Animated films have received a ton of attention this year (since the production of many live-action films was postponed), with more on the way. Despite many big studio releases, I think it will be very hard to top Tomm Moore and Ross Stewart’s Wolfwalkers, another visually stunning work heavily inspired by Irish history and folklore. I say “another” because Tomm Moore and the studio Cartoon Saloon have been consistently crafting fantastic films in this vein for years. Secret of the Kells, Song of the Sea, and now Wolfwalkers all pull from similar legends and historical art to create a trilogy of mesmerizing and joyous tales. All of the lessons learned from their previous works are on full display in this new release, as it deftly explores themes of otherness, transformation, and responsibility.

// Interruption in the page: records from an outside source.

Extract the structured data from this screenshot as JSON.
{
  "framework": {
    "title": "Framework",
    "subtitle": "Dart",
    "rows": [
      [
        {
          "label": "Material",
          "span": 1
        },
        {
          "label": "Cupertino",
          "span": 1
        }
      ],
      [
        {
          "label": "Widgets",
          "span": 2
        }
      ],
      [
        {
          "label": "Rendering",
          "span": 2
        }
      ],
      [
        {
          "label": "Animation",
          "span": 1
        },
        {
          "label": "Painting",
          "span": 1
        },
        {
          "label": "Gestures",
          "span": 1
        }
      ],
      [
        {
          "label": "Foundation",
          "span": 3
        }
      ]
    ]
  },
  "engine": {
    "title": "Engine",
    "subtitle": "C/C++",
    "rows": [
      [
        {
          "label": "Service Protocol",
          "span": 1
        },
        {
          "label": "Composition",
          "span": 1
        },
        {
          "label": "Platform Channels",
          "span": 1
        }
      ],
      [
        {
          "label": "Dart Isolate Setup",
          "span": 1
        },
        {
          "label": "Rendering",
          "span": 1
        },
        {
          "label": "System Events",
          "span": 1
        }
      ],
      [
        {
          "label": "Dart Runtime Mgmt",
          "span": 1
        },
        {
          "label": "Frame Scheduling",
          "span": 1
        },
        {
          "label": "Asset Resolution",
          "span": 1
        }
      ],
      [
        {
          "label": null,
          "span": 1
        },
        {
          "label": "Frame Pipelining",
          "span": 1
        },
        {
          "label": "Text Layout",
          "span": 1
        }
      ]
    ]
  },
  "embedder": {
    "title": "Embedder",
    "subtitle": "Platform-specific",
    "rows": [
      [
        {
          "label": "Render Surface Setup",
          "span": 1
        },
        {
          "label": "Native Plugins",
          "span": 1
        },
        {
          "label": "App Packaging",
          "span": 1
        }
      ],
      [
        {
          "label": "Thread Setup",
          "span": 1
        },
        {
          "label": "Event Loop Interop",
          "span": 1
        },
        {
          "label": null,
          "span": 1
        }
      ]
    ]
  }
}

Wolfwalkers is set in Ireland during the Interregnum at the end of the Irish Confederate Wars, a period in English history where the monarch was overthrown and Oliver Cromwell made himself head of state and lord protector of the country. Cromwell then asserted control over Ireland, passing laws that discriminated against Irish Catholics and confiscating their land. This tension is baked into the story. As we are introduced to the main character Robyn and her father Goodfellowe, other children show disdain for Robyn because she’s English. Her father serves Cromwell in his crusade to tame the wild land (it’s not subtle, but it’s for kids, y’know?). Robyn’s desire to follow in her father’s footsteps lead her to meet Mebh, a girl who can turn into a wolf when she falls asleep. Robyn’s relationships with her father and with Mebh soon come into conflict after Cromwell orders all wolves in the forest killed.
In contrast to many of the Pixar-esque, 3-D animated films of this century, Wolfwalkers shows that 2-D animation is stronger than ever. The near death of 2-D animation in popular studios has led to innovation that few 3-D animated features have achieved. Even with several big 3-D movies being released this year, Wolfwalkers sets itself apart with its attention to visual storytelling.
The film pulls heavily from Celtic art and imagery, while also using that imagery to contribute to the film’s story. The difference between settings is shown by the drastic visual contrast, as Robyn’s village is rendered in rigid, straight lines, while the surrounding forest is made up of semicircles and curves. As the villagers cut down the forest, we literally see the fields become drawn more like the town, with angular tree stumps covering the frame. This attention to detail is also present in the designs of the wolves, as the sketches their final animations were based on can be seen in many scenes. All these touches serve to emphasize Wolfwalkers’ themes, as the forest and the wolves feel unfettered and free while the inflexible angular lines of the town feel like a trap for the characters. Symbols of chains and prison bars are used in the village to highlight Robyn’s desires, while they reinforce her father’s worries.
All this artistry serves a well-told, if predictable story. This conflict has been seen in other children’s films (even other ones with wolves in them), but a smart script and a few twists and turns give the film enticing energy. I would rewatch this for the animation alone, but it’s so fun I ended up watching it twice before finishing this review! Wolfwalkers is an excellent addition to Tomm Moore’s unofficial Irish trilogy with stunning animation elevating its story to one of the best told of the year.
Review copy provided by Apple TV+